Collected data
========================================
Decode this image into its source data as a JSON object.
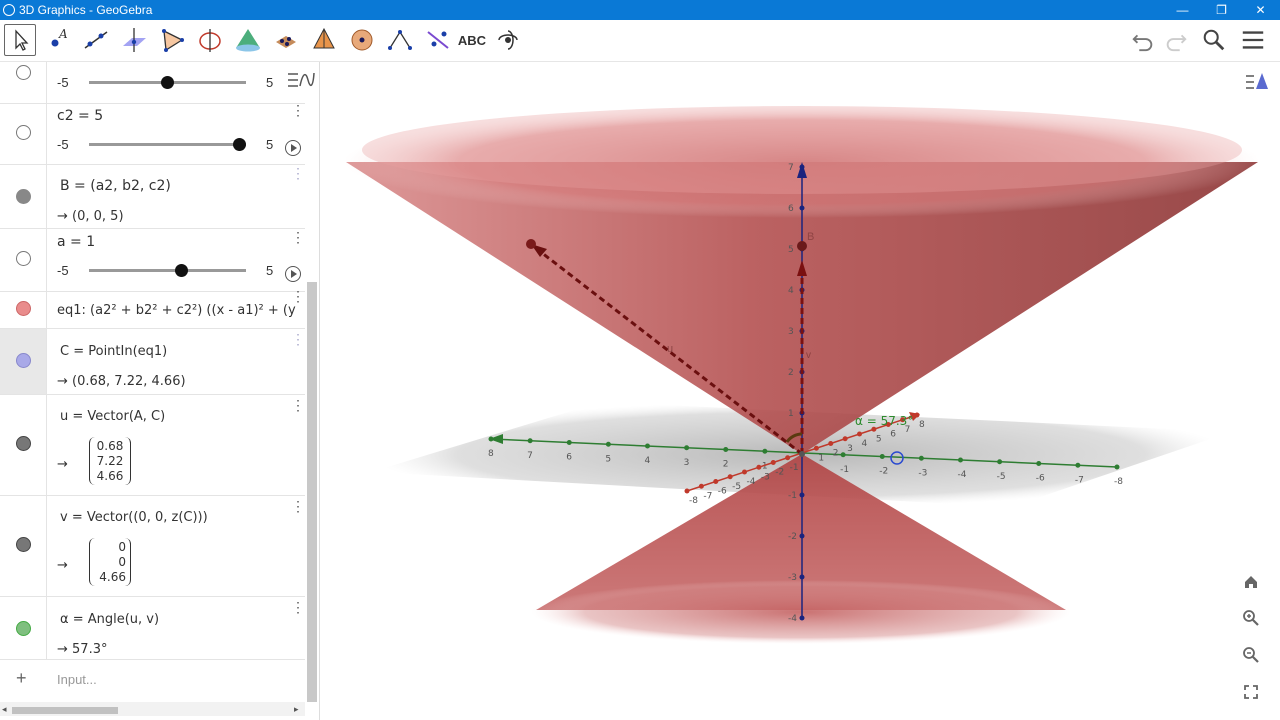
{
  "window": {
    "title": "3D Graphics - GeoGebra",
    "minimize": "—",
    "maximize": "❐",
    "close": "✕"
  },
  "toolbar": {
    "tools": [
      {
        "name": "move-tool",
        "icon": "arrow-icon"
      },
      {
        "name": "point-tool",
        "icon": "point-icon"
      },
      {
        "name": "line-tool",
        "icon": "line-icon"
      },
      {
        "name": "perpendicular-tool",
        "icon": "perpendicular-line-icon"
      },
      {
        "name": "polygon-tool",
        "icon": "polygon-icon"
      },
      {
        "name": "circle-tool",
        "icon": "circle-axis-icon"
      },
      {
        "name": "plane-tool",
        "icon": "plane-icon"
      },
      {
        "name": "pyramid-tool",
        "icon": "prism-icon"
      },
      {
        "name": "pyramid-tool-2",
        "icon": "pyramid-icon"
      },
      {
        "name": "sphere-tool",
        "icon": "sphere-icon"
      },
      {
        "name": "angle-tool",
        "icon": "angle-icon"
      },
      {
        "name": "reflect-tool",
        "icon": "reflect-icon"
      },
      {
        "name": "text-tool",
        "label": "ABC"
      },
      {
        "name": "rotate-view-tool",
        "icon": "rotate-icon"
      }
    ],
    "undo": "undo-icon",
    "redo": "redo-icon",
    "search": "search-icon",
    "menu": "menu-icon"
  },
  "algebra": {
    "row0": {
      "min": "-5",
      "max": "5",
      "value": 0
    },
    "row1": {
      "label": "c2 = 5",
      "min": "-5",
      "max": "5",
      "value": 5
    },
    "row2": {
      "def": "B  =  (a2, b2, c2)",
      "out": "→  (0,  0,  5)"
    },
    "row3": {
      "label": "a = 1",
      "min": "-5",
      "max": "5",
      "value": 1
    },
    "row4": {
      "def": "eq1: (a2² + b2² + c2²) ((x - a1)² + (y"
    },
    "row5": {
      "def": "C  =  PointIn(eq1)",
      "out": "→  (0.68,  7.22,  4.66)"
    },
    "row6": {
      "def": "u  =  Vector(A, C)",
      "arrow": "→",
      "v1": "0.68",
      "v2": "7.22",
      "v3": "4.66"
    },
    "row7": {
      "def": "v  =  Vector((0, 0, z(C)))",
      "arrow": "→",
      "v1": "0",
      "v2": "0",
      "v3": "4.66"
    },
    "row8": {
      "def": "α  =  Angle(u, v)",
      "out": "→  57.3°"
    },
    "input": {
      "plus": "+",
      "placeholder": "Input..."
    },
    "colors": {
      "red": "#e98c8c",
      "blue": "#a9a9e8",
      "gray": "#777777",
      "green": "#7fbf7f"
    }
  },
  "graphics": {
    "axis_labels": {
      "y_ticks": [
        "8",
        "7",
        "6",
        "5",
        "4",
        "3",
        "2",
        "1",
        "-1",
        "-2",
        "-3",
        "-4",
        "-5",
        "-6",
        "-7",
        "-8"
      ],
      "x_ticks": [
        "-8",
        "-7",
        "-6",
        "-5",
        "-4",
        "-3",
        "-2",
        "-1",
        "1",
        "2",
        "3",
        "4",
        "5",
        "6",
        "7",
        "8"
      ],
      "z_ticks": [
        "7",
        "6",
        "5",
        "4",
        "3",
        "2",
        "1",
        "-1",
        "-2",
        "-3",
        "-4"
      ]
    },
    "angle_label": "α = 57.3°",
    "point_B": "B",
    "vector_u": "u",
    "vector_v": "v",
    "colors": {
      "cone": "#b23a3a",
      "x_axis": "#c0392b",
      "y_axis": "#2e7d32",
      "z_axis": "#1a237e"
    }
  }
}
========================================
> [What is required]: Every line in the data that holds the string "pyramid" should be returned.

> [Exercise response]:
        "name": "pyramid-tool",
        "name": "pyramid-tool-2",
        "icon": "pyramid-icon"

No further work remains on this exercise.